**What you need to do:** When the string "screenshot" is part of a line below, that line should be copied.

[Opening Exercise inputs section]

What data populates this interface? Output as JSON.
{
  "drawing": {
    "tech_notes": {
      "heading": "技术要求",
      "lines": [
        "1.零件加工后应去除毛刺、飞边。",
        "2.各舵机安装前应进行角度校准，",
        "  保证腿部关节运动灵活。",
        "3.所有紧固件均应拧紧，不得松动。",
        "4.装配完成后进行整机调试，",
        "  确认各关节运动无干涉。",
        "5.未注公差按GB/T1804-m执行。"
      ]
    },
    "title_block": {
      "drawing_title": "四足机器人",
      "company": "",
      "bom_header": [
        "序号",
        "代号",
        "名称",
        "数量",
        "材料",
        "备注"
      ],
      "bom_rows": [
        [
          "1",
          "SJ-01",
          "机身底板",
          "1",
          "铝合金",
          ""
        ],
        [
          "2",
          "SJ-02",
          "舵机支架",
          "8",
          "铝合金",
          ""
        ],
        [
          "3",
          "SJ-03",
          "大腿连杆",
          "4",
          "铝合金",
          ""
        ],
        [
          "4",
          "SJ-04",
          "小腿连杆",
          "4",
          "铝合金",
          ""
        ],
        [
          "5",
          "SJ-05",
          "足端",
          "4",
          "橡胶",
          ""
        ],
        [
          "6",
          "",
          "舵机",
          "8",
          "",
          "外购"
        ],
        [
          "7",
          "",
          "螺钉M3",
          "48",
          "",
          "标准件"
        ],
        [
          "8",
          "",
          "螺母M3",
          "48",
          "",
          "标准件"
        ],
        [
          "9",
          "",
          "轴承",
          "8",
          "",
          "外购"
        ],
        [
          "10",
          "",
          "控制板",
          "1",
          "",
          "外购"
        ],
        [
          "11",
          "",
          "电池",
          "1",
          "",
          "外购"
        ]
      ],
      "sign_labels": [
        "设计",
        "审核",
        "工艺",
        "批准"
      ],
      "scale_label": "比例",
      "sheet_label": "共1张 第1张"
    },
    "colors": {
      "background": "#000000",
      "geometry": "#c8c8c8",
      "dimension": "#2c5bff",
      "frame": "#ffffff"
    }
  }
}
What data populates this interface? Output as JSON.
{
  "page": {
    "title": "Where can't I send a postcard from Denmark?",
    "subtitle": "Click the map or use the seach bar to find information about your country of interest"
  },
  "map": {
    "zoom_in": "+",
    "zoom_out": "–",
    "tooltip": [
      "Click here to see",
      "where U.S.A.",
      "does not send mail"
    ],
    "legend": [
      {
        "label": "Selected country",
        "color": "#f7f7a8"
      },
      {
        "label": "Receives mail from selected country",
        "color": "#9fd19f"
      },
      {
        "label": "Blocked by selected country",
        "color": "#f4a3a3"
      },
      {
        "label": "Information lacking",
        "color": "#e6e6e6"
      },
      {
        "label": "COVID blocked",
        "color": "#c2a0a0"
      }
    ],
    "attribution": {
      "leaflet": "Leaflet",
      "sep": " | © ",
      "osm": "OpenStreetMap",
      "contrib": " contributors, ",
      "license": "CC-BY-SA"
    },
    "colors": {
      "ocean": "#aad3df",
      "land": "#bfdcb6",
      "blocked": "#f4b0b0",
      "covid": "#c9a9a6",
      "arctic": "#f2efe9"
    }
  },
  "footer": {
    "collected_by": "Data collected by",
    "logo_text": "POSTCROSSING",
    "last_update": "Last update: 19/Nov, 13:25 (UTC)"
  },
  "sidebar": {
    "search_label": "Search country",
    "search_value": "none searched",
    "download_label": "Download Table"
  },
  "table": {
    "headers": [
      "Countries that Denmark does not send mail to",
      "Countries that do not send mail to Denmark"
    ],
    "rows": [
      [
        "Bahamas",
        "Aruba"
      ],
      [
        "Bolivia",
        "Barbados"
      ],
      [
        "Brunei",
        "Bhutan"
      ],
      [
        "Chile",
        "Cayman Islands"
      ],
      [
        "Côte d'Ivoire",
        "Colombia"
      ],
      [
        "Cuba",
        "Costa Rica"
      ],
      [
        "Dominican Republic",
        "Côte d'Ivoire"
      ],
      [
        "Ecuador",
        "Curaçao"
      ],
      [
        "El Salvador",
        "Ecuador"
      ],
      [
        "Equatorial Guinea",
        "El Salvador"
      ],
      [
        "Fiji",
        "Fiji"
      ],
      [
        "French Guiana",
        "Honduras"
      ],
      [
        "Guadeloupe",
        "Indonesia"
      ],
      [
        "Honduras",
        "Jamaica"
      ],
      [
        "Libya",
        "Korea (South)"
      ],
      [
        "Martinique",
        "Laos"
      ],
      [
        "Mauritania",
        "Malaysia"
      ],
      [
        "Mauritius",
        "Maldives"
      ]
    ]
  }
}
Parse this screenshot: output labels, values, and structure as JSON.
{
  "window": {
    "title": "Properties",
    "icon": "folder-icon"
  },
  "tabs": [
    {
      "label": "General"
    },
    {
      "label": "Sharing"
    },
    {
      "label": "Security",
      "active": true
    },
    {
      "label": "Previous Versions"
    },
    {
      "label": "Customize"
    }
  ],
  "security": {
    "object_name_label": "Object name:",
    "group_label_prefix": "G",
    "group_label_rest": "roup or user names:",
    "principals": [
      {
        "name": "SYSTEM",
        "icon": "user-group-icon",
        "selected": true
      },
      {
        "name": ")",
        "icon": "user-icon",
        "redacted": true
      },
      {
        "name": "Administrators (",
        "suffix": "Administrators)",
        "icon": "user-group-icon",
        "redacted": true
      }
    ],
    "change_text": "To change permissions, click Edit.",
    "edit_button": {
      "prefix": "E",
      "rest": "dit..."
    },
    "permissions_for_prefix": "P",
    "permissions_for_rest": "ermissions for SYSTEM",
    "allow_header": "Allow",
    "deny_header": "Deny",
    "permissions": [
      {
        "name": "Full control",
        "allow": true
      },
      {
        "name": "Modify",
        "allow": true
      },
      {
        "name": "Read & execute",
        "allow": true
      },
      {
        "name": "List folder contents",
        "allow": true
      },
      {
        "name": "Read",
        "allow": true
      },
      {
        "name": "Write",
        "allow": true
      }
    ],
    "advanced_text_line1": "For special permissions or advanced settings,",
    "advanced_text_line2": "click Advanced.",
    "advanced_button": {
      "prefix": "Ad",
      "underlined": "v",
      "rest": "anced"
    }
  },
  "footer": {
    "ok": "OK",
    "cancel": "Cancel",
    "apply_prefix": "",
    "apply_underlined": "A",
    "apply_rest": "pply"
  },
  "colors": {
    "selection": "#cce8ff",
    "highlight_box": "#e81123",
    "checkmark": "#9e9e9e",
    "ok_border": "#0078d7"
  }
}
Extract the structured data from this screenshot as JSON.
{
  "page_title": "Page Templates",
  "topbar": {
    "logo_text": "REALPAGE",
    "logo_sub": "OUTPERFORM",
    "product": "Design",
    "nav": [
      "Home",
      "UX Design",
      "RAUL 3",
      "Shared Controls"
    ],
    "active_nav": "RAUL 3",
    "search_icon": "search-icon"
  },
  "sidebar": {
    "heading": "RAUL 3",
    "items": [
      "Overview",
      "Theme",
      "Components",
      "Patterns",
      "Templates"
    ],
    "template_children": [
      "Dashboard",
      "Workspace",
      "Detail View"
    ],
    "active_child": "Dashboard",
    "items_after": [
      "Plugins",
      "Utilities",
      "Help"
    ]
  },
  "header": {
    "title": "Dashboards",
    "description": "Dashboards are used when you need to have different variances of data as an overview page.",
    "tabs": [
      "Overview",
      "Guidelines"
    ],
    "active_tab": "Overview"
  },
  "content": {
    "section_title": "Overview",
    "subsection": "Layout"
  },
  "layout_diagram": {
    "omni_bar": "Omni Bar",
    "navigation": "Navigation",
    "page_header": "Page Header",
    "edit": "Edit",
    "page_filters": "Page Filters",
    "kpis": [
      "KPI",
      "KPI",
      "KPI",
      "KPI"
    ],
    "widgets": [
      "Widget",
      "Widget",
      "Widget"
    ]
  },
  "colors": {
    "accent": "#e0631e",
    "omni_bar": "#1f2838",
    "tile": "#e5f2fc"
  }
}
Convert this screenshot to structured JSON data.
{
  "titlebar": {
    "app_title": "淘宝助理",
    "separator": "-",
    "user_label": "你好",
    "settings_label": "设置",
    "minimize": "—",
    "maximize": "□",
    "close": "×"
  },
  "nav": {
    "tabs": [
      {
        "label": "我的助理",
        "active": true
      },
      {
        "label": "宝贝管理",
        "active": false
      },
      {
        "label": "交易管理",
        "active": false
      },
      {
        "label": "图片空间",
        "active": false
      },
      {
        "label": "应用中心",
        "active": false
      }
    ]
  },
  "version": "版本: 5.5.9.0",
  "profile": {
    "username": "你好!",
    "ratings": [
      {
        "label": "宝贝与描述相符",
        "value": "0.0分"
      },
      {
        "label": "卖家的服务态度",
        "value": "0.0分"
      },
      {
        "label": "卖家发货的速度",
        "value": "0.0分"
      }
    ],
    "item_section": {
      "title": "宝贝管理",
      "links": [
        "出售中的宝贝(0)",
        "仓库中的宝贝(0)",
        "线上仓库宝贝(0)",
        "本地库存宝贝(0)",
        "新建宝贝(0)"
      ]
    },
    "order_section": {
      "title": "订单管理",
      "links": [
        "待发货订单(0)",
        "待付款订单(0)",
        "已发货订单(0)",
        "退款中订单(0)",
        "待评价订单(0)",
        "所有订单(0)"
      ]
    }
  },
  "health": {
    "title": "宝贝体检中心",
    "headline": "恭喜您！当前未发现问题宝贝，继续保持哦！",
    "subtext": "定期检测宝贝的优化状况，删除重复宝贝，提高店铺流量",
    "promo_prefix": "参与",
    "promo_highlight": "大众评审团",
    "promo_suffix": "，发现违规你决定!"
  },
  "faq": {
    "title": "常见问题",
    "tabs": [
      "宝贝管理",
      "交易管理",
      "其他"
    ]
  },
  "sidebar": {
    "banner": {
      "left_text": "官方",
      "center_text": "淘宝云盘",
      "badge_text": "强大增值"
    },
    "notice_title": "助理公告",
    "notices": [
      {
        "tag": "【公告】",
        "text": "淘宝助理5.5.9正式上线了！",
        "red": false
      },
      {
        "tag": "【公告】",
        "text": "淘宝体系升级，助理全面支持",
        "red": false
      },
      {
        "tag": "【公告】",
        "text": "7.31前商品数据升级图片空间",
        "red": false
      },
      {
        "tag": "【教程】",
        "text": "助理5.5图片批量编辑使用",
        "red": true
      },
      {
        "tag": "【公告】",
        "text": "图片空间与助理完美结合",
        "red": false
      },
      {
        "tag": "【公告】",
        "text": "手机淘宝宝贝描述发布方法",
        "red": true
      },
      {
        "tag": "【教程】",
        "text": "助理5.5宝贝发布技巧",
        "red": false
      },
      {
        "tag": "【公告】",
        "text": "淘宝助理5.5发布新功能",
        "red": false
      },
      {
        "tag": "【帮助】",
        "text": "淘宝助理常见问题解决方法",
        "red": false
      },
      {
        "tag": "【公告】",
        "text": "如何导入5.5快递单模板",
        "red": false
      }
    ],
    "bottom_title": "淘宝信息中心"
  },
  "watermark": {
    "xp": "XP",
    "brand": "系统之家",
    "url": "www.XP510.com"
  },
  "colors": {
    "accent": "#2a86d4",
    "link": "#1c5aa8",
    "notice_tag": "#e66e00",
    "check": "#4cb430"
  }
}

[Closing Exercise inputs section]

**Solution to the exercise:**
Parse this screenshot: output labels, values, and structure as JSON.
Extract the structured data from this screenshot as JSON.
Convert this screenshot to structured JSON data.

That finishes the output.